Within just a few minutes of sitting down most people were fully engaged with their neighbor in a conversation about local economics, the school system, or what new flavors of ice cream might be available at the local general store (a matter of CRITICAL importance).

A recent study showed that the more postive interactions an individual has with others per day, the more likely to be in a state of happiness.

While it is intriguing to see that scientists are studying the field of emotional wellness and "social capital"... upon reading the study I was compelled to shout "HELLO!!!!!" at the glossy magazine pages that had gleaned such information.

So, on that note I humbly invite my multitudes of loyal readers (all 3 of you at the time of this writing) to divorce yourself entirely from an electronically based social life for 1 day.

Rather than texting, e-mail, or messaging somebody you wish to communicate with (for whatever reason), I want you to call or (even better) meet with them in person.
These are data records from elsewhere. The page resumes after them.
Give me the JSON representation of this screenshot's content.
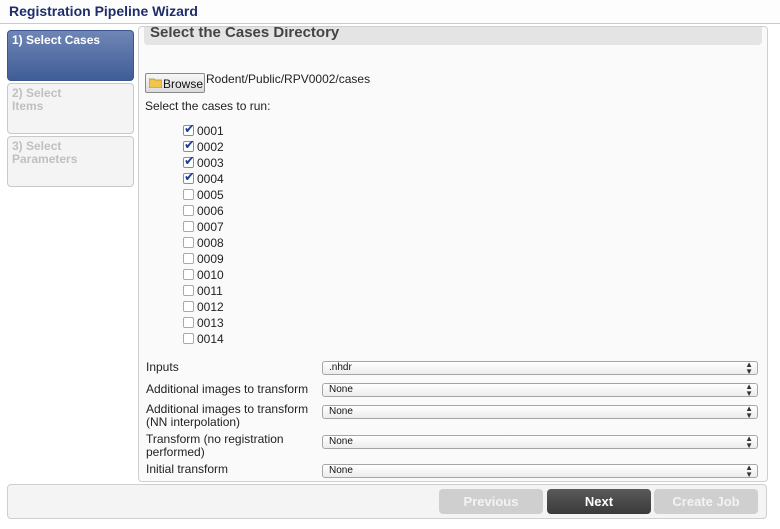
{
  "window": {
    "title": "Registration Pipeline Wizard"
  },
  "steps": [
    {
      "label": "1) Select Cases",
      "active": true
    },
    {
      "label": "2) Select Items",
      "active": false
    },
    {
      "label": "3) Select Parameters",
      "active": false
    }
  ],
  "panel": {
    "title": "Select the Cases Directory",
    "browse_label": "Browse",
    "path": "Rodent/Public/RPV0002/cases",
    "prompt": "Select the cases to run:"
  },
  "cases": [
    {
      "label": "0001",
      "checked": true
    },
    {
      "label": "0002",
      "checked": true
    },
    {
      "label": "0003",
      "checked": true
    },
    {
      "label": "0004",
      "checked": true
    },
    {
      "label": "0005",
      "checked": false
    },
    {
      "label": "0006",
      "checked": false
    },
    {
      "label": "0007",
      "checked": false
    },
    {
      "label": "0008",
      "checked": false
    },
    {
      "label": "0009",
      "checked": false
    },
    {
      "label": "0010",
      "checked": false
    },
    {
      "label": "0011",
      "checked": false
    },
    {
      "label": "0012",
      "checked": false
    },
    {
      "label": "0013",
      "checked": false
    },
    {
      "label": "0014",
      "checked": false
    }
  ],
  "fields": [
    {
      "label": "Inputs",
      "value": ".nhdr"
    },
    {
      "label": "Additional images to transform",
      "value": "None"
    },
    {
      "label": "Additional images to transform (NN interpolation)",
      "value": "None"
    },
    {
      "label": "Transform (no registration performed)",
      "value": "None"
    },
    {
      "label": "Initial transform",
      "value": "None"
    }
  ],
  "buttons": {
    "previous": "Previous",
    "next": "Next",
    "create_job": "Create Job"
  }
}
Despite the tremendous difficulties (and there will be difficulties) regarding this endeavor, I place my faith in you accomplish this task and to accomplish it with zeal.

Bob Dylan:

"I'll let you be in my dreams if I can be yours."

Tuesday, June 23, 2009

Paying the Bills #2

I've gotten some a few assignments on a freelance basis. Today I photographed the local Sheriff and Ambulance director.

Not the best assignment in the world... not the greatest pictures ever... no Pulitzer invite just yet. But even those who've achieved their dreams and beyond had to start somewhere.

Bertrand Russell:

"Every man, wherever he goes, is encompassed by a cloud of comforting convictions, which move with him like flies on a summer day."

Good luck to all those out there who endeavor to follow their dreams and are followed by a cloud of convictions.

Friday, June 19, 2009

Paying the bills #1 Part 2

Screw it. I'm not busy with anything else at this particular moment in time.

Here are some photos.

Paying the bills #1

Hello all,

Just giving everyone a heads up that my recent photographs of the Chelsea High School Lacrosse victory over Burr & Burton. The images were picked up by The Journal Opinion and The Herald of Randolph.

Not the greatest photographs in the world... but it was nice to do something light and fun considering the nature of most of my projects. Look for some imagery to appear on this blog within a day or two.

Also, I'd like to give special thanks to John Parker and the whole CHS Lacrosse team for tolerating me all day long.

Thursday, June 11, 2009

Is the sky falling?

I've given in to the pressures from Smarth and others and finally started my own blog. If anyone ends up reading any of this I'll be happy... if not... I won't be devastated.

I've no idea what particular shape this blog will take. I imagine the various posts will be somewhat sporadic (depending on my various activities, explorations, and expeditions)... but it'll always be here for the truly nerdy or painfully devoted.

First order of business:
I'm giving a presentation at Altus Healing Arts in Chelsea, VT on June 25th at 7:30pm. More to come on this between now and then, but expect to see imagery from my work on heart disease (Intermission), New Orleans, and (primarily) from my ongoing project Will's Store.

Hope to see you then... all two or three of you that happen to read this.